3.  The first stanza seems to be held together, in a tightly wound manner, by rhyme, off-rhyme, and assonance.
Hopefully the sound values ring thru-out, and the rhythm, and voice.  Word lists are often knitted into the text by sound contrasts.  Sound values are key.

4. I love the sly humor: "My favorite turtle is soup," for example.
Thanks, I’m told the humor is pretty dry!  The book is about conflict, impasse, developing flexibility, transformation.  Self-deprecation—or getting distance from oneself (learned from Whalen)— was an important way to unlock from cherished thoughts.
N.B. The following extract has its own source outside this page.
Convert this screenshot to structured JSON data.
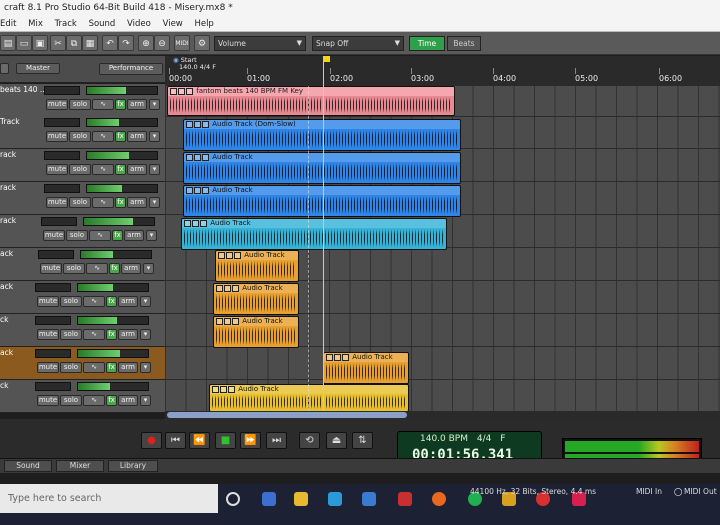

5. The poem seems to shift focus each stanza, although remain united under a certain set of concerns: effort, attachment, loss, passing thoughts. Do you see it this way?
Yes, a trajectory gets established & you’re off to the races, one word to the next, as far as “it” takes you.  Go with the Force, Luke!  Lots of jumping about, drifting off topic, shifting perspective, feints, various forms of address, rhetorical ploys, who knows where you’ll land. Hopefully on your “feet.” That’s exactly right.

6. Anything you would like to add?
It’s physically a beautiful book, thanks to Estelle Roberge’s cover painting, and Jeff Bryan’s design.   We kept the price low so people would take a chance.